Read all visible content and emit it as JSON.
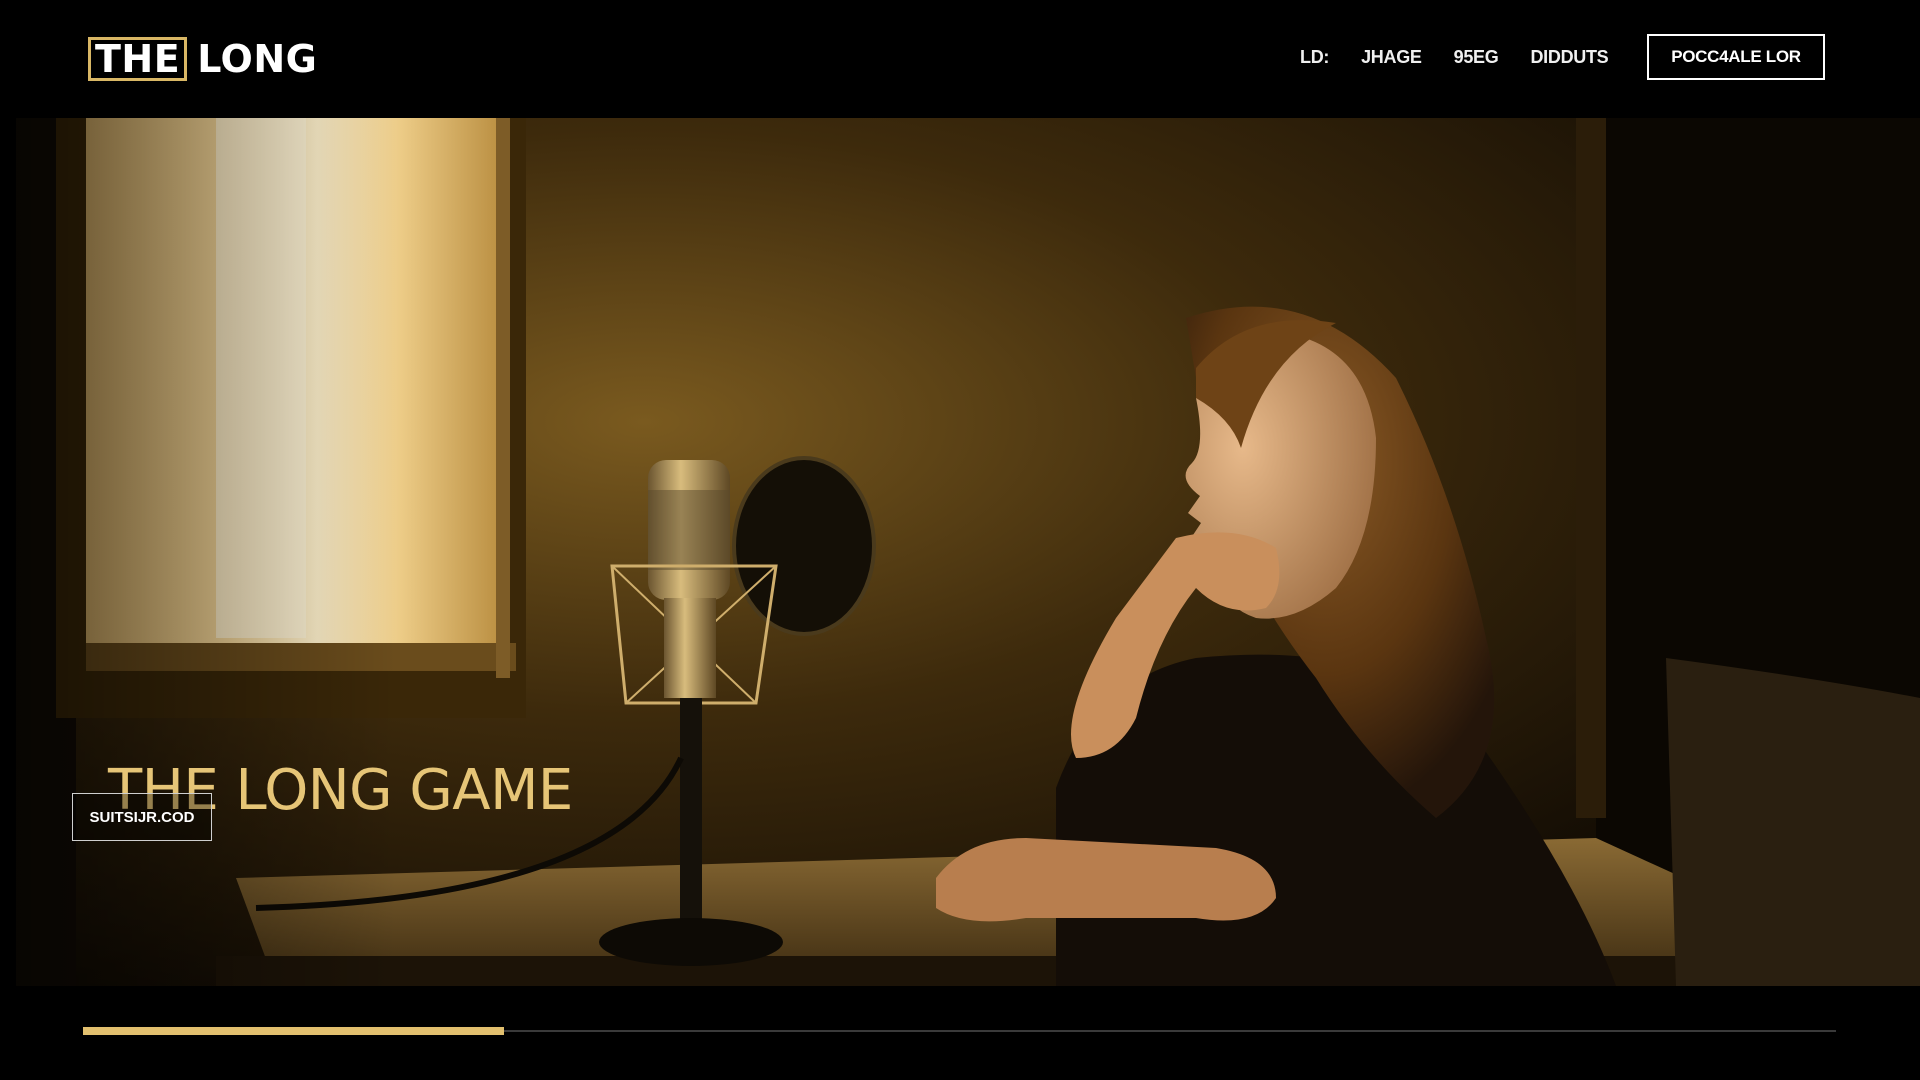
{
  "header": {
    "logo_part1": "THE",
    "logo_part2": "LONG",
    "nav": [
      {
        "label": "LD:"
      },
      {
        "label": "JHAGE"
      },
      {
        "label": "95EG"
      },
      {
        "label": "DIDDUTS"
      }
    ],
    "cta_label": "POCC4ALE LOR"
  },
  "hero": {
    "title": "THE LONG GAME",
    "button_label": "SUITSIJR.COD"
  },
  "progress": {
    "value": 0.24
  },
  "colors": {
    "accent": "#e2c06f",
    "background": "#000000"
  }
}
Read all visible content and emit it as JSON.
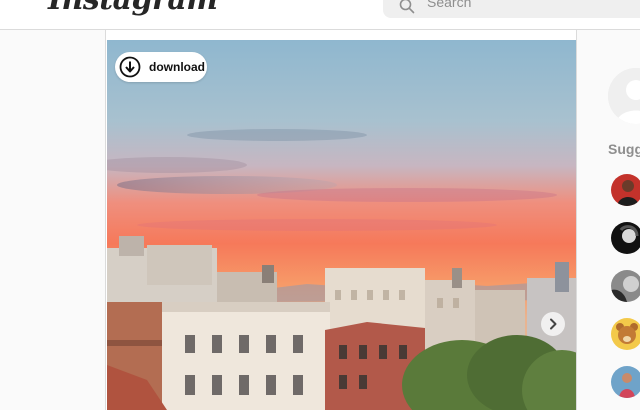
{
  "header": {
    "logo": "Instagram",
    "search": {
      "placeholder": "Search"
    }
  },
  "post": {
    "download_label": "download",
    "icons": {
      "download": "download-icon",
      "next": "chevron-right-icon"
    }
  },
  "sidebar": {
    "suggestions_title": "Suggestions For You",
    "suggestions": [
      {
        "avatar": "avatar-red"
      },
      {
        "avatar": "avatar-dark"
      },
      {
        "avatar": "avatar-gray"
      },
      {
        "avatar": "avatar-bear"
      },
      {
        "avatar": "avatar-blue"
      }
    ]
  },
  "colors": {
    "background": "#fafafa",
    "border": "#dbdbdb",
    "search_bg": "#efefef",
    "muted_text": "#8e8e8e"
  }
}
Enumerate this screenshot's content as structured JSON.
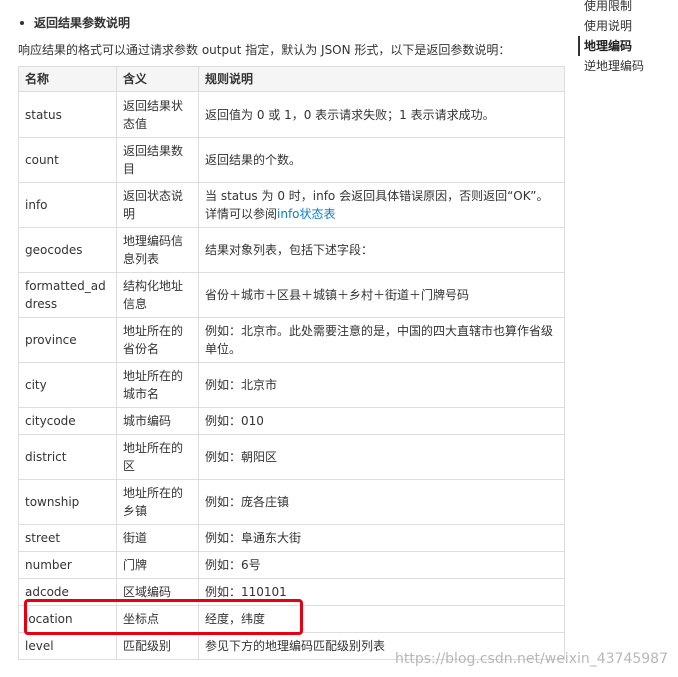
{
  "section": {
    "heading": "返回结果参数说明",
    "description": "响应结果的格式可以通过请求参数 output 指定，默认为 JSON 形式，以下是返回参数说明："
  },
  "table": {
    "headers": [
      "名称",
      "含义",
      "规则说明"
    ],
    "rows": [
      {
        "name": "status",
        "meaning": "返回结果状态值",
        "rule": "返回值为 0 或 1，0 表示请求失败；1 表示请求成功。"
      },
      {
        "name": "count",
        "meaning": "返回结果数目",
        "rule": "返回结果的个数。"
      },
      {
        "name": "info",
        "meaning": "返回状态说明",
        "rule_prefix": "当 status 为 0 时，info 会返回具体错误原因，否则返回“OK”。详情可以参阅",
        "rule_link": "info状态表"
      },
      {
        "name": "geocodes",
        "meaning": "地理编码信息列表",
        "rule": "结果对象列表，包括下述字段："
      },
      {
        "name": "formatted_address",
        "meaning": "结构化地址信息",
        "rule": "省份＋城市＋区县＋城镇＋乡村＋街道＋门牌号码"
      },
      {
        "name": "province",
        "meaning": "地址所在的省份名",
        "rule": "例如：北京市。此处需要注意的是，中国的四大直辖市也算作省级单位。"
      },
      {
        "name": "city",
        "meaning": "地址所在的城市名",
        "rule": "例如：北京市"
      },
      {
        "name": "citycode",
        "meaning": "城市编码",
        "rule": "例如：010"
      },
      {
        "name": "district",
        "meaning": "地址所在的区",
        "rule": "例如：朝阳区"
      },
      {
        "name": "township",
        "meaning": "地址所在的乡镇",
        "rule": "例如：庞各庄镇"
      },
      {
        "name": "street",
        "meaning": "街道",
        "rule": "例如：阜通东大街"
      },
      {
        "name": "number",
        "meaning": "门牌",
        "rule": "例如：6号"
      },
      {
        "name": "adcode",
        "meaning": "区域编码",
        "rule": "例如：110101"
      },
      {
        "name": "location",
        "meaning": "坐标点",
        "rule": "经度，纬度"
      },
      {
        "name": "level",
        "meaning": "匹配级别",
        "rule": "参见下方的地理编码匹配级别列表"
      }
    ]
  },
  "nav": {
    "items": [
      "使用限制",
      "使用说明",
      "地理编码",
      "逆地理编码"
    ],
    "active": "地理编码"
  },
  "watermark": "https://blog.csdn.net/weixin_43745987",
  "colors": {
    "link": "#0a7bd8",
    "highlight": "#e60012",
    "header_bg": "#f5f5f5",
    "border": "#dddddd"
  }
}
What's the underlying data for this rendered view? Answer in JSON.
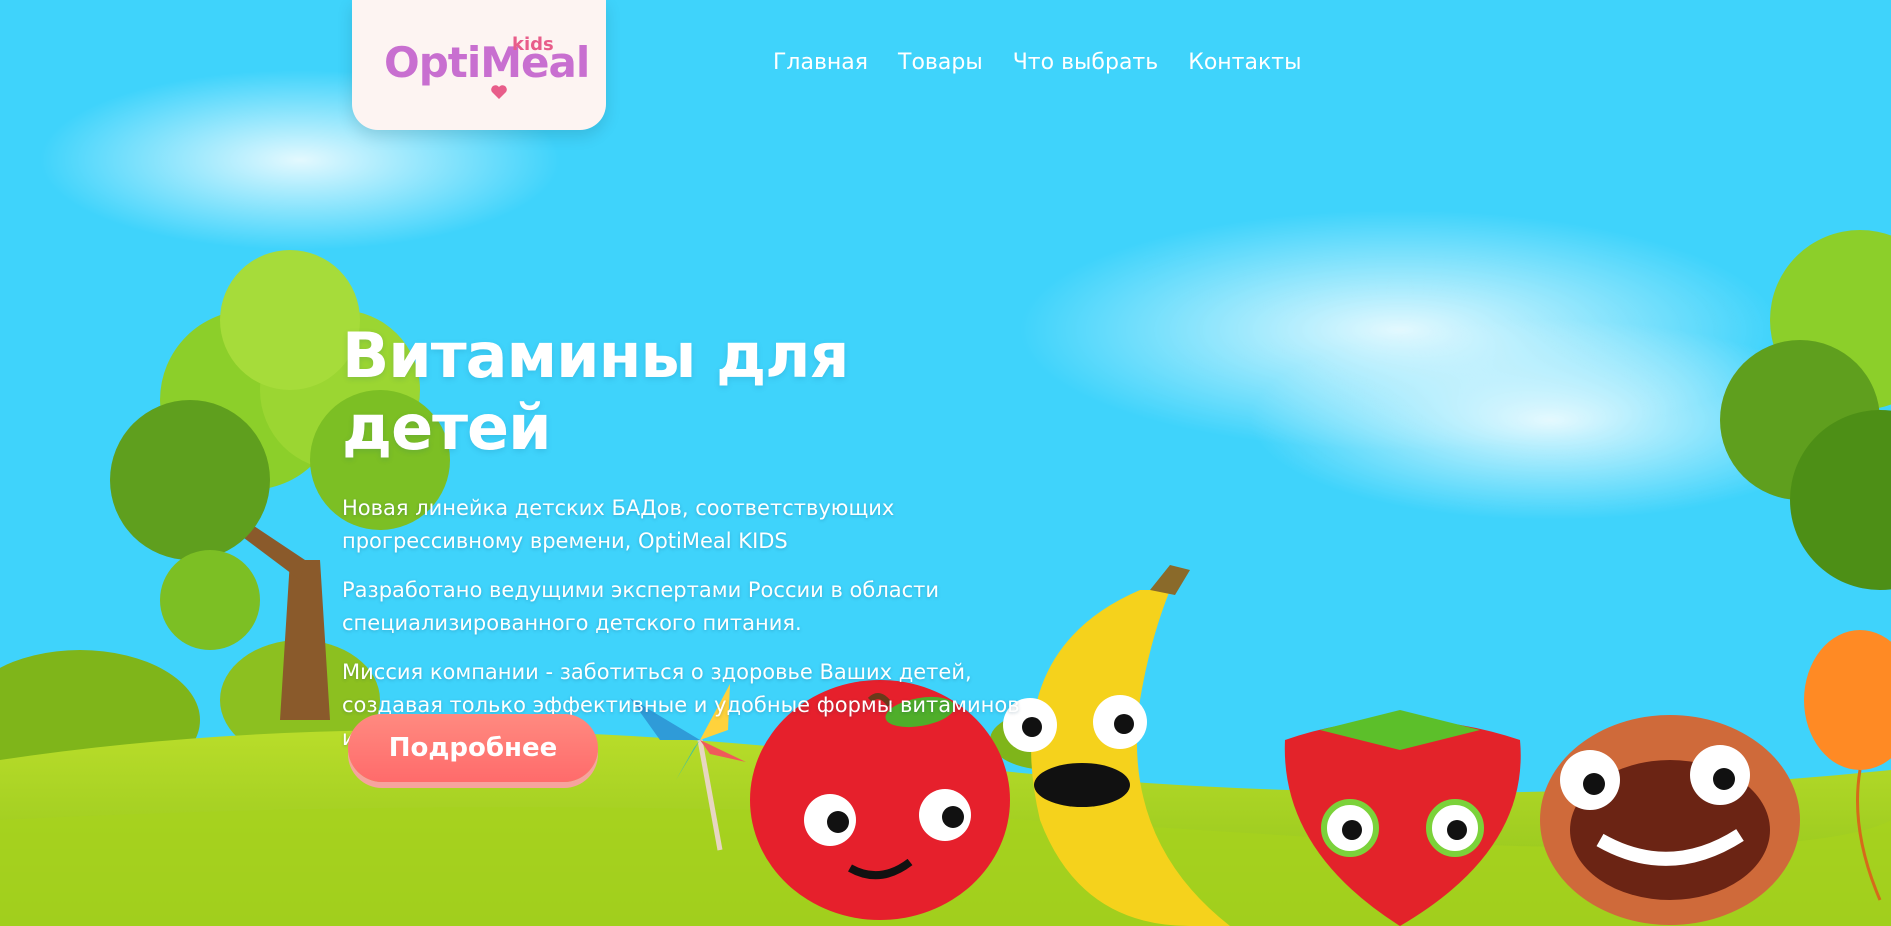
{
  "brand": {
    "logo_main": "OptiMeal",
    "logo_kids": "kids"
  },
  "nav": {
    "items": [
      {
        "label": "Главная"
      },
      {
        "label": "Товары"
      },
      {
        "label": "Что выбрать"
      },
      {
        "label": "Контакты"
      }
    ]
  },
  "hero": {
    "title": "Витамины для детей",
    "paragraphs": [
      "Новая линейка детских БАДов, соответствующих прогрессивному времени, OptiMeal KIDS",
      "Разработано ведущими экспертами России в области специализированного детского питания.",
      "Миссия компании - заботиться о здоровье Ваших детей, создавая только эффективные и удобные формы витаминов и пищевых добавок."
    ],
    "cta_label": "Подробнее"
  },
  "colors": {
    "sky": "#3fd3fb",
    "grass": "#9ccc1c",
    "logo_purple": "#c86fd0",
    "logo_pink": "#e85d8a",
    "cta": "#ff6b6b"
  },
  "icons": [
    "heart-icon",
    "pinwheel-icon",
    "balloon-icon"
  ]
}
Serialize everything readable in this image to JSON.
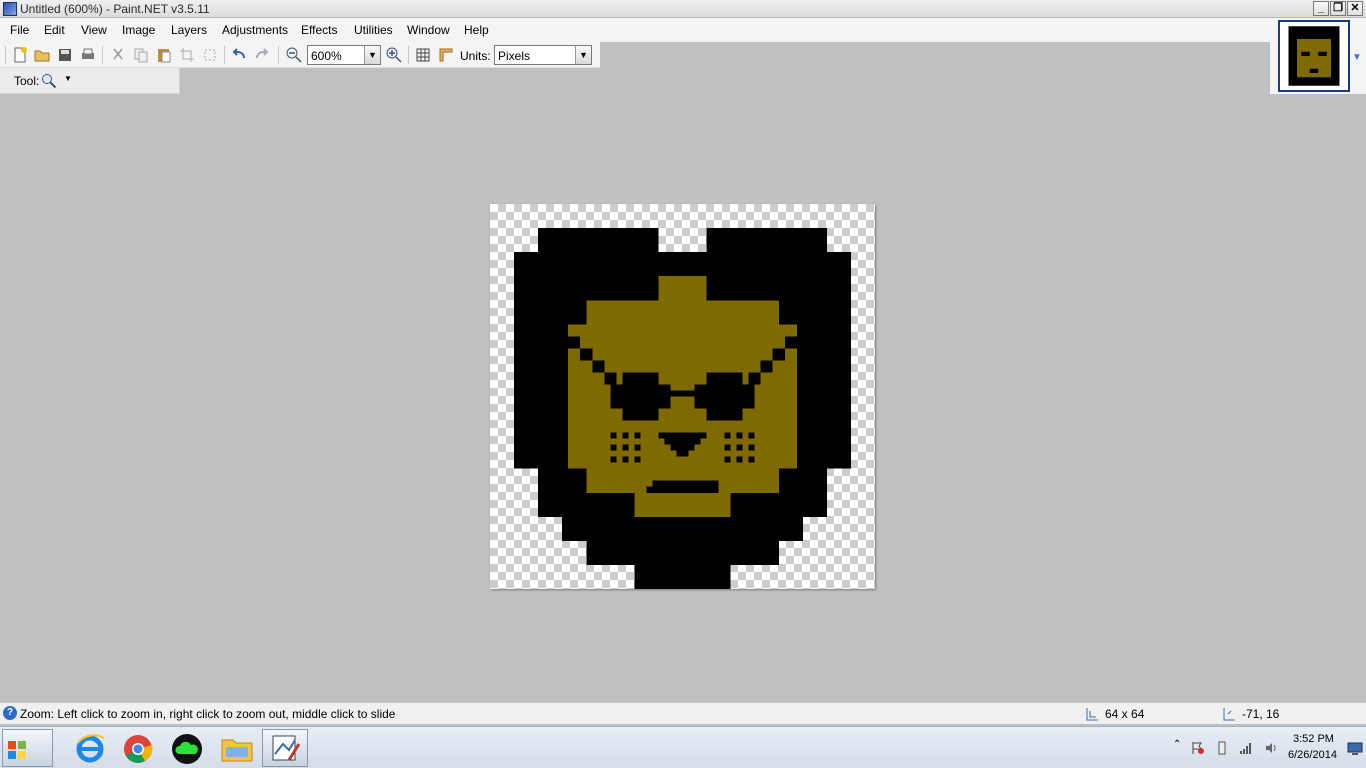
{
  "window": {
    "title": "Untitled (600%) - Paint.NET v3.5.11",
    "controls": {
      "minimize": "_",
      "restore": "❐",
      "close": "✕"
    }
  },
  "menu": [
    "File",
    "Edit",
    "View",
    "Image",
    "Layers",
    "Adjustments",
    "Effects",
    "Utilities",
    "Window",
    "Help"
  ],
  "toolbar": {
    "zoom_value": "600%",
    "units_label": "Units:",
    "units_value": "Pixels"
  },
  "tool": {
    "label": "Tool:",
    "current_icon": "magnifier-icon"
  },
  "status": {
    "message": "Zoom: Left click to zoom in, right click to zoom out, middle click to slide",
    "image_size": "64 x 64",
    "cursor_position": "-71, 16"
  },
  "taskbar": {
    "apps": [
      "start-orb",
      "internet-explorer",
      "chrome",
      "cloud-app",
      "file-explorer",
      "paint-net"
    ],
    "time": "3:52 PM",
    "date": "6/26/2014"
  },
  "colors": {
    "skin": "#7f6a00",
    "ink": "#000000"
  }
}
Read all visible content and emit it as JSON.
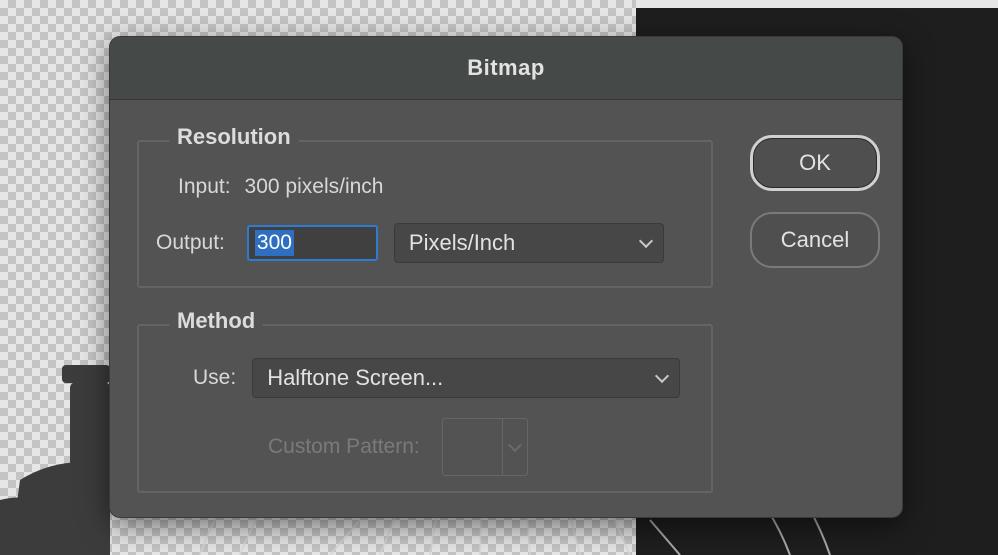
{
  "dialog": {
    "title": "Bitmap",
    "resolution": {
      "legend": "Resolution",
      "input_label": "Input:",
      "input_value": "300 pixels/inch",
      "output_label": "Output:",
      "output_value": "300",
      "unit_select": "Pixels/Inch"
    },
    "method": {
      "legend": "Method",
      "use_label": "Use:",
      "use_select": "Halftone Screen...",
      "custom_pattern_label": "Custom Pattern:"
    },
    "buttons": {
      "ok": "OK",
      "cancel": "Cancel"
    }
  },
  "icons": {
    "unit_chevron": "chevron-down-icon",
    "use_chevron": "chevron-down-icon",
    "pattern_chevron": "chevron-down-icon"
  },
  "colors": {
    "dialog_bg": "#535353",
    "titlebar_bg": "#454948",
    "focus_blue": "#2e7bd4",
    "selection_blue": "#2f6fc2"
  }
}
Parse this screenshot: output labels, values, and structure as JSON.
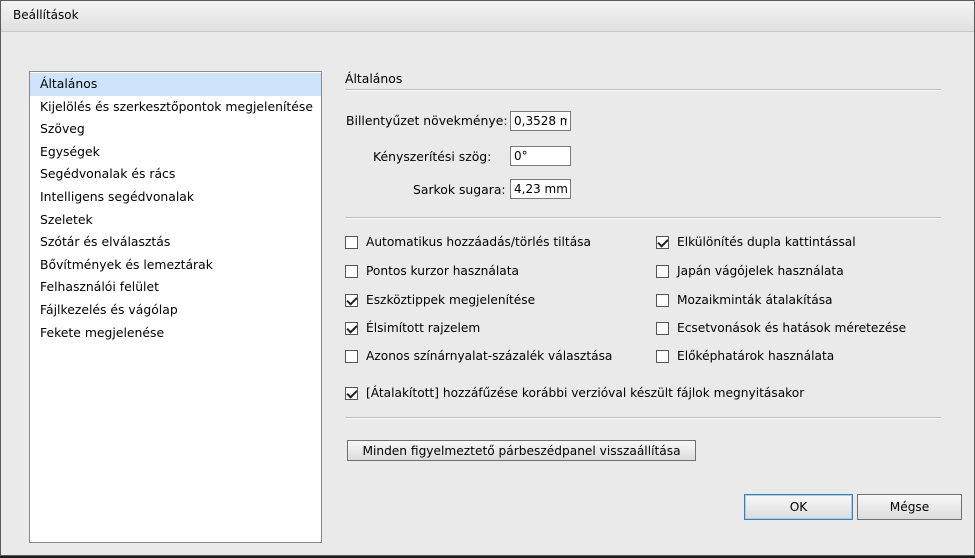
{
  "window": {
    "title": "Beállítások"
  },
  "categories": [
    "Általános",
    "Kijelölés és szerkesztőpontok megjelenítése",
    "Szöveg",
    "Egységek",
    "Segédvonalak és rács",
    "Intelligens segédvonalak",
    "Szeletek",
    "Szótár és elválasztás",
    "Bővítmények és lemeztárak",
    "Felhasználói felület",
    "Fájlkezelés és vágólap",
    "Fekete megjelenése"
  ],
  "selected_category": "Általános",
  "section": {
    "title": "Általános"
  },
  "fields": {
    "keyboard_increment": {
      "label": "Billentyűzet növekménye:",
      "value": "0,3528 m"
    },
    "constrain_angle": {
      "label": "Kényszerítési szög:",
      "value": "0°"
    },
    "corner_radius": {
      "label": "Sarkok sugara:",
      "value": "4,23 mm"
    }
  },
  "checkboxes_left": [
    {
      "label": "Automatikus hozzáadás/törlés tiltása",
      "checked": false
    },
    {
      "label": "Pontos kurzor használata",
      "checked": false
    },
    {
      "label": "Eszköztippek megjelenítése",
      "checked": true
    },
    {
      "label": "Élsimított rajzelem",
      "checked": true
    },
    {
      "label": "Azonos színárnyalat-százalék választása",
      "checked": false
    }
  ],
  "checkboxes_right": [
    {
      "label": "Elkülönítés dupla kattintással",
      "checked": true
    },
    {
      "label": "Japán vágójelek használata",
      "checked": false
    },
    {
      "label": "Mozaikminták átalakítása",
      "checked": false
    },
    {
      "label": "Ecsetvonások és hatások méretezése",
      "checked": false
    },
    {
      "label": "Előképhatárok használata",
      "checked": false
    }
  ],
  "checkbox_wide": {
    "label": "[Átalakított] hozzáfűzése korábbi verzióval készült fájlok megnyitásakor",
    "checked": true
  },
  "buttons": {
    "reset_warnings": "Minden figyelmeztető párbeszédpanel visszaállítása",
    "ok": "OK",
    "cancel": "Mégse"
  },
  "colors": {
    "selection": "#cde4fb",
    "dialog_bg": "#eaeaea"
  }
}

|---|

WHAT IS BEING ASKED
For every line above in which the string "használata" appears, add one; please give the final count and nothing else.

YOUR RESPONSE
3